What the exercise asks:
Among the entries below, find the lines holding "description" and copy them.

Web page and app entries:
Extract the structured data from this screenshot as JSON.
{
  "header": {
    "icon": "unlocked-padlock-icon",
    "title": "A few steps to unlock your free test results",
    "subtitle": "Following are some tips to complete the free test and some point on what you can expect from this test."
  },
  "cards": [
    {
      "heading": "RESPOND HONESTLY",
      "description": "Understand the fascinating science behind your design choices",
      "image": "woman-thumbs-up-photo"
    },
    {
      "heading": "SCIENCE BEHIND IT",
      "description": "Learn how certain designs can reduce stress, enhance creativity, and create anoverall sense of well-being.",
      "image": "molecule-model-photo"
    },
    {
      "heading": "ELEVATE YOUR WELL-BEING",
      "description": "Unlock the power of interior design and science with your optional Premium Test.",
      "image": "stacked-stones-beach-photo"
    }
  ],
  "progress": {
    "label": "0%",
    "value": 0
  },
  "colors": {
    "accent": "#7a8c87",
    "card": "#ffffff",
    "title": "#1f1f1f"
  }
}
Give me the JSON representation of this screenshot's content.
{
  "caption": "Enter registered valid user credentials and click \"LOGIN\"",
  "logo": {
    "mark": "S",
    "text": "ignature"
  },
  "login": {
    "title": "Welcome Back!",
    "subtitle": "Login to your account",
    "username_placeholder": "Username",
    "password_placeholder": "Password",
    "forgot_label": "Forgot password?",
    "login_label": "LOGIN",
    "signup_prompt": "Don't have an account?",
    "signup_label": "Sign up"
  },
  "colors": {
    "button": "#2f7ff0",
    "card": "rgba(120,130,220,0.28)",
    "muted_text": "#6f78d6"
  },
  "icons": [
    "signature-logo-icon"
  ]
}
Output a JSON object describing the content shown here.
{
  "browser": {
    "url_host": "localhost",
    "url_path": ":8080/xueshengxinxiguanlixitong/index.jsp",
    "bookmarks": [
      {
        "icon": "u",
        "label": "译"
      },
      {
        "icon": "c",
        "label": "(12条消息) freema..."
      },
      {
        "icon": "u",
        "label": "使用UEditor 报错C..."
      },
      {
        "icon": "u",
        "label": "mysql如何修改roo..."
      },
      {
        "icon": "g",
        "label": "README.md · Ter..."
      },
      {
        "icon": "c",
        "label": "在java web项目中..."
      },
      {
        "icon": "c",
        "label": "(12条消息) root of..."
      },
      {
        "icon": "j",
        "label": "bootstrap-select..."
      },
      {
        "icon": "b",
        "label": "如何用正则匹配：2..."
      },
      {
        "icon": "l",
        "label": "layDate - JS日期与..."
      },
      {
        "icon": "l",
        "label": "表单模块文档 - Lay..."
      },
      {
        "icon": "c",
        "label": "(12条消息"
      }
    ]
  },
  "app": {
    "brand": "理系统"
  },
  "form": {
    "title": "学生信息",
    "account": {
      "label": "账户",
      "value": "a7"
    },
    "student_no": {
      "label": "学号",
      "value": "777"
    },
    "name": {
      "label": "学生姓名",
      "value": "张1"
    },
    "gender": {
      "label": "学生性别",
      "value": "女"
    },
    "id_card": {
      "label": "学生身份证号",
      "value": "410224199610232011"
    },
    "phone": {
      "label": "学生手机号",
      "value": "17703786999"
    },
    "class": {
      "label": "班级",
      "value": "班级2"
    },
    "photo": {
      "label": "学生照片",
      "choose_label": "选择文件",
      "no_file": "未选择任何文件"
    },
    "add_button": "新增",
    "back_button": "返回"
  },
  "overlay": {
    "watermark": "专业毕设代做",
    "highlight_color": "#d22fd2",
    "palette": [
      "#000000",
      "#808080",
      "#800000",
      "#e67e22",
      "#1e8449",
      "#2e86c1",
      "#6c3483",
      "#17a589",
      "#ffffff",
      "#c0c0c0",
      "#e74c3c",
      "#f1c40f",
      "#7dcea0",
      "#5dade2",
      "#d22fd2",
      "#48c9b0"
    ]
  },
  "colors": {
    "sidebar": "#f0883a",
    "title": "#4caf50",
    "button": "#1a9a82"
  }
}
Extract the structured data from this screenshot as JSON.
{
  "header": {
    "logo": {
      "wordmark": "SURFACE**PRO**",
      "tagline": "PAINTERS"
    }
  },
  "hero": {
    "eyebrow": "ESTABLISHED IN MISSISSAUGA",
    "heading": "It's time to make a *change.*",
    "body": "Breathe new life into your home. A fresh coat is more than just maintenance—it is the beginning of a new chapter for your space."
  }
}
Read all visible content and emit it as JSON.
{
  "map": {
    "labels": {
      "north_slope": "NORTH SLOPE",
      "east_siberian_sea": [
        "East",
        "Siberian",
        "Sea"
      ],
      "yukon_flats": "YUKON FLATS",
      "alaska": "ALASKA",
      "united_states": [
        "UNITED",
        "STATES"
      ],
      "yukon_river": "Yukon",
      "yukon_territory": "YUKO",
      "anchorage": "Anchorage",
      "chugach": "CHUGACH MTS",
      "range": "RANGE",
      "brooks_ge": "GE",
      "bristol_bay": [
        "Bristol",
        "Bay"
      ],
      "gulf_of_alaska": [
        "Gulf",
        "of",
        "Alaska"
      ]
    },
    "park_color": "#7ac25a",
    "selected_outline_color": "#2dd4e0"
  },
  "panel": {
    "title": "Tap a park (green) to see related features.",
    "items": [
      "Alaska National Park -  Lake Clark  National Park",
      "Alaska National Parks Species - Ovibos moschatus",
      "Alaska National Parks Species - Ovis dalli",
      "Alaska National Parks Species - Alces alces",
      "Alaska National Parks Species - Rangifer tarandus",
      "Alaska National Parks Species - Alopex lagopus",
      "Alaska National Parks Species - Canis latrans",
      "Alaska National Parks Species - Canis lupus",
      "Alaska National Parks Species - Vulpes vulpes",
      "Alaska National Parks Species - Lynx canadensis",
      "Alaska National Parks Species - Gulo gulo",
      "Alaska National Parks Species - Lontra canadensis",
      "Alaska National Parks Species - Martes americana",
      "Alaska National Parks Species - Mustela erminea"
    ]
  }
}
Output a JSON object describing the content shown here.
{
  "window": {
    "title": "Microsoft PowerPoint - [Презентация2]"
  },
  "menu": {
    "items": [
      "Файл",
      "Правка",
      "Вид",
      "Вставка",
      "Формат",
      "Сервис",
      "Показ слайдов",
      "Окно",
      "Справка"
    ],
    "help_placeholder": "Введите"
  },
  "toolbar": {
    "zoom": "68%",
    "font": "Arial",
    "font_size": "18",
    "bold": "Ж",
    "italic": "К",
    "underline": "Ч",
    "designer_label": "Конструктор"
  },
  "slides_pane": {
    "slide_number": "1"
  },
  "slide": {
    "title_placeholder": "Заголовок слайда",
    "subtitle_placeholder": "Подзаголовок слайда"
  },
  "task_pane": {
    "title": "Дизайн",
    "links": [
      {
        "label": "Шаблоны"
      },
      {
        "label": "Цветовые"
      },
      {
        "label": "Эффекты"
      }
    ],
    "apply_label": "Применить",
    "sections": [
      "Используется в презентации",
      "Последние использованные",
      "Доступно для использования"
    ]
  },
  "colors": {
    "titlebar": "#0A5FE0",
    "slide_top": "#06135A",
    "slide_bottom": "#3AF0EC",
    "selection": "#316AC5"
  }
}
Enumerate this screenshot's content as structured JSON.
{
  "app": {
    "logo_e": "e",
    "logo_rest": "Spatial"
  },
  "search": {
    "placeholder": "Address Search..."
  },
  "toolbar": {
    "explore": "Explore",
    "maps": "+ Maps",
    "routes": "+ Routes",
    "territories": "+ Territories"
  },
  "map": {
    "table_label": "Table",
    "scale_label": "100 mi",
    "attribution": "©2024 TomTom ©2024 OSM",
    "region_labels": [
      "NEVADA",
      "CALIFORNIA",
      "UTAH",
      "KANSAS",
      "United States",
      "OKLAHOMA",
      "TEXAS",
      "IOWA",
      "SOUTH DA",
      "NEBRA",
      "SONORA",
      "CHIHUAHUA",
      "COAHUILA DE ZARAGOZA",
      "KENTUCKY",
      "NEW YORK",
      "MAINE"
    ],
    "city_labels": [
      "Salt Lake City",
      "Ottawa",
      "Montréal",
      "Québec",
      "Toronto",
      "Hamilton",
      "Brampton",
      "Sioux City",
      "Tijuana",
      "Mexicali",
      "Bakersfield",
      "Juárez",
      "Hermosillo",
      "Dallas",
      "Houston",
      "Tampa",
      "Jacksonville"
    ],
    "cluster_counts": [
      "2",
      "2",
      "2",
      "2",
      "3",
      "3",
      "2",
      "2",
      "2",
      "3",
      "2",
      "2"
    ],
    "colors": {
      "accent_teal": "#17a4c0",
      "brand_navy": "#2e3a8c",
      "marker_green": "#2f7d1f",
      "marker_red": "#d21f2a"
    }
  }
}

Reply to the exercise:
      "description": "Understand the fascinating science behind your design choices",
      "description": "Learn how certain designs can reduce stress, enhance creativity, and create anoverall sense of well-being.",
      "description": "Unlock the power of interior design and science with your optional Premium Test.",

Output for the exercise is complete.